Microirrigation System Maintenance
Microirrigation systems — microsprinklers, drip emitters and drip tape — tend to provide better distribution/emission uniformity than other irrigation methods. However, the miniscule flow passages in these systems can become clogged and thus disrupt the uniformity of water applied to a crop.
Late fall and winter are an ideal time to review irrigation systems for needed repairs or malfunctions. A great resource is the University of California Division of Agriculture and Natural Resources’ (UCANR) webpage that outlines various causes of microirrigation clogging and means of preventing or mitigating the problems.
The first step in alleviating clogs is identifying the problem. Clogs can be caused by:
- Particulates — sand, silt, clay — from surface water sources
- Biological materials — algae, bacterial slimes — from surface water sources
- Chemical precipitates — such as iron and calcium carbonate — from groundwater sources or fertigation
To identify the issues, UC ANR recommends first flushing water from the lateral lines through a nylon stocking or paint straining cloth and examining what material is collected. If you see mineral particles, you have identified your problem. If you notice that clogging tends to occur at the ends of the lines, this also tends to indicate particulate clogging.
If you identify organic matter when flushing the line, then biological materials are the issue. You also can open the end of a lateral line and feel inside the tube to see if it is slimy. If so, biological materials are the source of your problem.
If you note white, crusty materials or reddish staining of the soil near the emitters, this is indicative of chemical precipitates.
Once you have identified the clogging source, you can take steps to address the issue.
Particulate issues can be prevented by regular line flushing and the use of filters. UCANR provides a list of various filters and a table noting which filter to choose based on water source, particulates and irrigation system. To adequately flush the lines, water must flush at least 1 foot per second at the end of the drip line — 1 gallon/minute for 5/8” diameter and 2 gallons/minutes for 7/8” diameter drip lines.
If organic matter is the source of the clogging, the best mode of treatment is a good filtration system combined with use of a biocide to remove the biological contaminants. Visit the UCANR site for a list of filters and the aforementioned “how to choose a filter” table.
If calcium carbonate (lime) or iron is clogging your emitters, strong acid can make either disappear if emitters are left in it overnight. Lowering the pH (6 or below) of the water by injecting common acids — sulfuric acid, muriatic acid or hydrochloric acid — can help prevent clogging due to lime. UCANR provides specific formulas to help growers determine the injection rate needed to alter water pH.
If high iron levels are the source of the clogging, aerating the water to oxidize the iron and then allowing the precipitates to settle before irrigating (a reservoir or settling basin is necessary) is the most practical option.
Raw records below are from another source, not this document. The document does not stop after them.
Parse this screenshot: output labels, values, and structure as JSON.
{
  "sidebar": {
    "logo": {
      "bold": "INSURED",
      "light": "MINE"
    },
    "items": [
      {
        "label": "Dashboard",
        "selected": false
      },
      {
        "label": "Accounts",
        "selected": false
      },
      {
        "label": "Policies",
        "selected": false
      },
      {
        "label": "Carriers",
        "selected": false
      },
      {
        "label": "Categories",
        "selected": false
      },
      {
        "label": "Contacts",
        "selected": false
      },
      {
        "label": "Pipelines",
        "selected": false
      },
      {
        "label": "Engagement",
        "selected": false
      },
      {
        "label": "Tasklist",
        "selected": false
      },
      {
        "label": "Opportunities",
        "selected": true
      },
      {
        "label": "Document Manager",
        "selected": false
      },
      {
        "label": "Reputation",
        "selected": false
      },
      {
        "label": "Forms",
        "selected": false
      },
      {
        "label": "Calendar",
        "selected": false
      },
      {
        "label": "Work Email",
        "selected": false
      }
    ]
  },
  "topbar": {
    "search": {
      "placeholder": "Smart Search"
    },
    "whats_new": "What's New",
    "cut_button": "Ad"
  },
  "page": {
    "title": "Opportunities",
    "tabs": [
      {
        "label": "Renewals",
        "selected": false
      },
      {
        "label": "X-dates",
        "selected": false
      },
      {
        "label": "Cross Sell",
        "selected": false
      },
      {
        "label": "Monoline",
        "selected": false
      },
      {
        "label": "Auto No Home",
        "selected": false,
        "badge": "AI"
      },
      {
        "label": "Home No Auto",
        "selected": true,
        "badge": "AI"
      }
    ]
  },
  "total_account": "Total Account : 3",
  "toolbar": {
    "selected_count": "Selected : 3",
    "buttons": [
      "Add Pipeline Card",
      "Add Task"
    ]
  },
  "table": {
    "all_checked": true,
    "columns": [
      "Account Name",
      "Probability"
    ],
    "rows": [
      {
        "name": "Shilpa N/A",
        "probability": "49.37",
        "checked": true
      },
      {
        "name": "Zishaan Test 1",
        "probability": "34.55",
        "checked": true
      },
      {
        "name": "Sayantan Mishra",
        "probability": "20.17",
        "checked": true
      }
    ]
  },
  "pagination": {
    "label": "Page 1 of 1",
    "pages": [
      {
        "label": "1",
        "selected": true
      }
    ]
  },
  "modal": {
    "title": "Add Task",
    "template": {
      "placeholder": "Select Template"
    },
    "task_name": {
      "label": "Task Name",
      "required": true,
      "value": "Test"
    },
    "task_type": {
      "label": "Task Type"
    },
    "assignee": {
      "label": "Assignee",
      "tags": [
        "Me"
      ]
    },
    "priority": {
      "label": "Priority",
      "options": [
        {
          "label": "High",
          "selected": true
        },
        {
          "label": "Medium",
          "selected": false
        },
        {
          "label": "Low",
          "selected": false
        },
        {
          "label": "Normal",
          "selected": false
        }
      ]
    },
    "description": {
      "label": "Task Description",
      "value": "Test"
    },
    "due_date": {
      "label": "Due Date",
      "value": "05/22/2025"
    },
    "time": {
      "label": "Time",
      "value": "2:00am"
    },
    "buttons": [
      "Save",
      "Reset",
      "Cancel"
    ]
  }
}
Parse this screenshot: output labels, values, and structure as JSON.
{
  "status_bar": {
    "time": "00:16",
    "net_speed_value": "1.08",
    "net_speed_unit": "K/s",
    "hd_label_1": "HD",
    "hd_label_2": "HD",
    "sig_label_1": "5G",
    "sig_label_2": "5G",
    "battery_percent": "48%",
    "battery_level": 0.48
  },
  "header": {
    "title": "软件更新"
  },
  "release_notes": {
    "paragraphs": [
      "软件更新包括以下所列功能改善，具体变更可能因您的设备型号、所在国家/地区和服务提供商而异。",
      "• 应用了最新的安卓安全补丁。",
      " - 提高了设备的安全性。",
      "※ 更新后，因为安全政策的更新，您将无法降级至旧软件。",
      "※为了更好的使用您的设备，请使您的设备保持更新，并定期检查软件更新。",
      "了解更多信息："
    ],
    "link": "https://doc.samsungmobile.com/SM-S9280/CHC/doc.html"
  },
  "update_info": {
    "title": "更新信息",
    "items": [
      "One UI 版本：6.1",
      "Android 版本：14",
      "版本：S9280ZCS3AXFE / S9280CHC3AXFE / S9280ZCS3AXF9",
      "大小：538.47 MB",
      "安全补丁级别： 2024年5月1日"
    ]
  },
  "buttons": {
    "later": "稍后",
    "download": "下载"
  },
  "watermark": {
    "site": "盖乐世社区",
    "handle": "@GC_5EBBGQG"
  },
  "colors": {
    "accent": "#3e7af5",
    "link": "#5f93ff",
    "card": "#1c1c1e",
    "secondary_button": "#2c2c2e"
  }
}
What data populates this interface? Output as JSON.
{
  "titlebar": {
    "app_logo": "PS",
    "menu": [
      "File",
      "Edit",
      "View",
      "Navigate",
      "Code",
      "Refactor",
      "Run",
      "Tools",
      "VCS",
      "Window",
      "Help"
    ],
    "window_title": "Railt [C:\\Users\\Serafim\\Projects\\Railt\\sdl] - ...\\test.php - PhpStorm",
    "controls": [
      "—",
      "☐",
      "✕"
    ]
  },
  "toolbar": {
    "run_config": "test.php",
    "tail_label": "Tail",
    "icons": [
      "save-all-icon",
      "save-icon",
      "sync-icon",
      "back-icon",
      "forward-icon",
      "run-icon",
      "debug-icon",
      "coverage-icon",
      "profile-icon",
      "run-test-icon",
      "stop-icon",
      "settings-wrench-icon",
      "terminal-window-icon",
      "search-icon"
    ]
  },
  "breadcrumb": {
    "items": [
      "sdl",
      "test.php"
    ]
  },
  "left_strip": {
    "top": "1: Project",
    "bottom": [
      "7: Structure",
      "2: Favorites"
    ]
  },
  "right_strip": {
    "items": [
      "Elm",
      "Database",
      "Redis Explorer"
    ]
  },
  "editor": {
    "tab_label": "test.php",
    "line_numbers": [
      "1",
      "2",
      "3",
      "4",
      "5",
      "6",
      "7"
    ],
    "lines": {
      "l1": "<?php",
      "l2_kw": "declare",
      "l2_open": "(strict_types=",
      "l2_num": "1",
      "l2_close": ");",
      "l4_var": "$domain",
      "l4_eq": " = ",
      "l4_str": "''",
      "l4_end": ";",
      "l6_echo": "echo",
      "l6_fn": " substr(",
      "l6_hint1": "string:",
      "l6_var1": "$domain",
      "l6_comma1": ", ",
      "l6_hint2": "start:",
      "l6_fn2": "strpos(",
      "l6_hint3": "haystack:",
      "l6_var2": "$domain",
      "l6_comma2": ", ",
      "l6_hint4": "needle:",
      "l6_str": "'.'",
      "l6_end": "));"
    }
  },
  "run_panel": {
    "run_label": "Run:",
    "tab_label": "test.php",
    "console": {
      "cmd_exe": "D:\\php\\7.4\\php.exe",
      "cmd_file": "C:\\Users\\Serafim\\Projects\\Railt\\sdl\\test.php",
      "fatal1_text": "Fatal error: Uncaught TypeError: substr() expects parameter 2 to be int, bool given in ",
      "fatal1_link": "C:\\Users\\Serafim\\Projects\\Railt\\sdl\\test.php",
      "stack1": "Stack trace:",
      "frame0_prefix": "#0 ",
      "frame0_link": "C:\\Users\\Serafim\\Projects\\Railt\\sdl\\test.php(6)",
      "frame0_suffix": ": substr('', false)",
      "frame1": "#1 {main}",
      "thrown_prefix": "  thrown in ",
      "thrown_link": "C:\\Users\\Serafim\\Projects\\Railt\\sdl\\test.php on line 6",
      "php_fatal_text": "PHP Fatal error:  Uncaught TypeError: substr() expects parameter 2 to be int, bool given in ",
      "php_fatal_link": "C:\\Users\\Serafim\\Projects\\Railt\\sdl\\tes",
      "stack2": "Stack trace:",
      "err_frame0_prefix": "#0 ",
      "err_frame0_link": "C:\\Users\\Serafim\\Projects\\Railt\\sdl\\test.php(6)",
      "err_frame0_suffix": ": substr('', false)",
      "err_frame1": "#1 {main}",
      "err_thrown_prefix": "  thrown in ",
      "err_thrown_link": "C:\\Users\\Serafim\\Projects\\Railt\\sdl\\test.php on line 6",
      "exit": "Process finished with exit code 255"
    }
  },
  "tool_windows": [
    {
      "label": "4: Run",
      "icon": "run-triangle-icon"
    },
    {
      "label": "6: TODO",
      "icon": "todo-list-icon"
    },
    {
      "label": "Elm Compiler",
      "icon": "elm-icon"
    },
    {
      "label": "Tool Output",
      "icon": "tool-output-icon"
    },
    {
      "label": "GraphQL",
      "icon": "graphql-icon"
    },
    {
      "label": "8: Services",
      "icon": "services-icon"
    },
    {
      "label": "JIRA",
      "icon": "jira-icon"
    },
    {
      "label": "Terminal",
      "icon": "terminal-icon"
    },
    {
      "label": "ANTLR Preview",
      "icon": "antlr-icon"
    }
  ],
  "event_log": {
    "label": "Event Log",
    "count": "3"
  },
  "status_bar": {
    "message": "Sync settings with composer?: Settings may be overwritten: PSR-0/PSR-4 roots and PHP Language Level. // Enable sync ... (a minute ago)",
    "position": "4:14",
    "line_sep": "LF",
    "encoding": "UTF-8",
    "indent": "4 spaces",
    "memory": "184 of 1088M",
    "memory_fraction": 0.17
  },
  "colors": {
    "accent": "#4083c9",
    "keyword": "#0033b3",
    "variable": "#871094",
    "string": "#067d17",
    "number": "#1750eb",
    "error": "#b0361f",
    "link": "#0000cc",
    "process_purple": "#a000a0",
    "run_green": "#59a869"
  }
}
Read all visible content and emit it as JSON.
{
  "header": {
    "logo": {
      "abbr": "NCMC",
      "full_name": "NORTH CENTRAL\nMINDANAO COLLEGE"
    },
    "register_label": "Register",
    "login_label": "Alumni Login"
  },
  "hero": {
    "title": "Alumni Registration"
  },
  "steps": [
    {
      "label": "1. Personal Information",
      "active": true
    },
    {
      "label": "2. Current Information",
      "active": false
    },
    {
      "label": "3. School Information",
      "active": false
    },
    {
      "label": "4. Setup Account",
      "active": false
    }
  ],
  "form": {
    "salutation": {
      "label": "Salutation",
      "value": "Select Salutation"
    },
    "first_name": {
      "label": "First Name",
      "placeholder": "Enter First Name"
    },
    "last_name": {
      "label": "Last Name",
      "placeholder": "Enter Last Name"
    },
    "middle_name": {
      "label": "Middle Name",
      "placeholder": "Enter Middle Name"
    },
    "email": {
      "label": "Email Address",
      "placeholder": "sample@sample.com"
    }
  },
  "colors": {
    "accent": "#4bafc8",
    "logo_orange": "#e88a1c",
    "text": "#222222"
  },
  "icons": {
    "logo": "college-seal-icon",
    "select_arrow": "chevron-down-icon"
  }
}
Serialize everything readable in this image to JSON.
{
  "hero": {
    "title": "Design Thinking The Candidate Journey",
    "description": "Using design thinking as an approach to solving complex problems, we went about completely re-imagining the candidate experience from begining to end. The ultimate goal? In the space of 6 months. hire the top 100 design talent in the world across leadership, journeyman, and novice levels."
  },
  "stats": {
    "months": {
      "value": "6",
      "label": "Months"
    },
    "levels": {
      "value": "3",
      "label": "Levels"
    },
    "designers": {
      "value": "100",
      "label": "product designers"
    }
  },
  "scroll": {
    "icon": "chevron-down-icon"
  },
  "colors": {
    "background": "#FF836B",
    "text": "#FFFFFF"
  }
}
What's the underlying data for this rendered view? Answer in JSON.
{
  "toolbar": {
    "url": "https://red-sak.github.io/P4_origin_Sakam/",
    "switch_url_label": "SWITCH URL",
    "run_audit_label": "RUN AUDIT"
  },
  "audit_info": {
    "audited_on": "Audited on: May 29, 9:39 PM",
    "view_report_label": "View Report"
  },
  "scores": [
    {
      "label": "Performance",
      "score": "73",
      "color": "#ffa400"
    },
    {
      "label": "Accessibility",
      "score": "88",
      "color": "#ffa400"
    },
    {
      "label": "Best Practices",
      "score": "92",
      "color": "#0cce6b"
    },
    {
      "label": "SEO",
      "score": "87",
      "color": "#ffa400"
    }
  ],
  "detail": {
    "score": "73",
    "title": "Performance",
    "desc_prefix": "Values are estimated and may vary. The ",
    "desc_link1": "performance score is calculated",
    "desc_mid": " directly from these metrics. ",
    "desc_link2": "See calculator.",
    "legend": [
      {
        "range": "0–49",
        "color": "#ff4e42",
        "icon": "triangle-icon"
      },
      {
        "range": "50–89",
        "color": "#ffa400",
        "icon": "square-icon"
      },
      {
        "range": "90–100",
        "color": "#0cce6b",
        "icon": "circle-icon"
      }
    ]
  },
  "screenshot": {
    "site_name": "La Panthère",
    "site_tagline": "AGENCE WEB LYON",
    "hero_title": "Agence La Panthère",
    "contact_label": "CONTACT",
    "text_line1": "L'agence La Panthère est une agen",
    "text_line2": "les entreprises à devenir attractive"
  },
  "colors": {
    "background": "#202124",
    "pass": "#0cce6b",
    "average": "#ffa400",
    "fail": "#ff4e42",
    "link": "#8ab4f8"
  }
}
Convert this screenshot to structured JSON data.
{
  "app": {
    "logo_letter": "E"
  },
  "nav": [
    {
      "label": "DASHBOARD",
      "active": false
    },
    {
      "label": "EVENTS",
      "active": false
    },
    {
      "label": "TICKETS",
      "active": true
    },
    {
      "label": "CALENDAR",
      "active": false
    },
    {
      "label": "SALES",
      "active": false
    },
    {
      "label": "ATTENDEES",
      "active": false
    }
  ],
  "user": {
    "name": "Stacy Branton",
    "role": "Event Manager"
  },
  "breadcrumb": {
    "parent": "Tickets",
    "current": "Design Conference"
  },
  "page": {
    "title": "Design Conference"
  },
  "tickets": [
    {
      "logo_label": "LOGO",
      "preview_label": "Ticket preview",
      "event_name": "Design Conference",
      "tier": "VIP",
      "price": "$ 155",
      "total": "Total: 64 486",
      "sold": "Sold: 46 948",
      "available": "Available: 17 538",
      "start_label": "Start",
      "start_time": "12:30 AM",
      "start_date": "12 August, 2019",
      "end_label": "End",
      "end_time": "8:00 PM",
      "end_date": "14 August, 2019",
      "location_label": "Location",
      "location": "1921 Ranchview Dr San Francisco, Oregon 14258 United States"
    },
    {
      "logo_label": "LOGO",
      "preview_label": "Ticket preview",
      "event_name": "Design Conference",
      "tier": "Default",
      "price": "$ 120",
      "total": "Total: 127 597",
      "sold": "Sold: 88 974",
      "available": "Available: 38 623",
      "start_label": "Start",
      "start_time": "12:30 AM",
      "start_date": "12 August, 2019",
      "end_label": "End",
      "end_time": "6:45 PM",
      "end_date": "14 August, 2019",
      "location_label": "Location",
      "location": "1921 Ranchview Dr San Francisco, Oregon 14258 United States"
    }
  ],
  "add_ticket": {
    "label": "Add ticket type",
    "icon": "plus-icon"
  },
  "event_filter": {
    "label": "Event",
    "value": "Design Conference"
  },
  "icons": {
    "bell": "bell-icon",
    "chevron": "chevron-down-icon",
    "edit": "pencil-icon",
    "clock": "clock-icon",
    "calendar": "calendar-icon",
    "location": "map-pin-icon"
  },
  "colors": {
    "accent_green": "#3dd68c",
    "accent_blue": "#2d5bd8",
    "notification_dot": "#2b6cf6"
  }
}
Common acids also can be injected to decrease the pH of the water (4 or less).
For more information on routine microirrigation tasks, visit the UCANR website.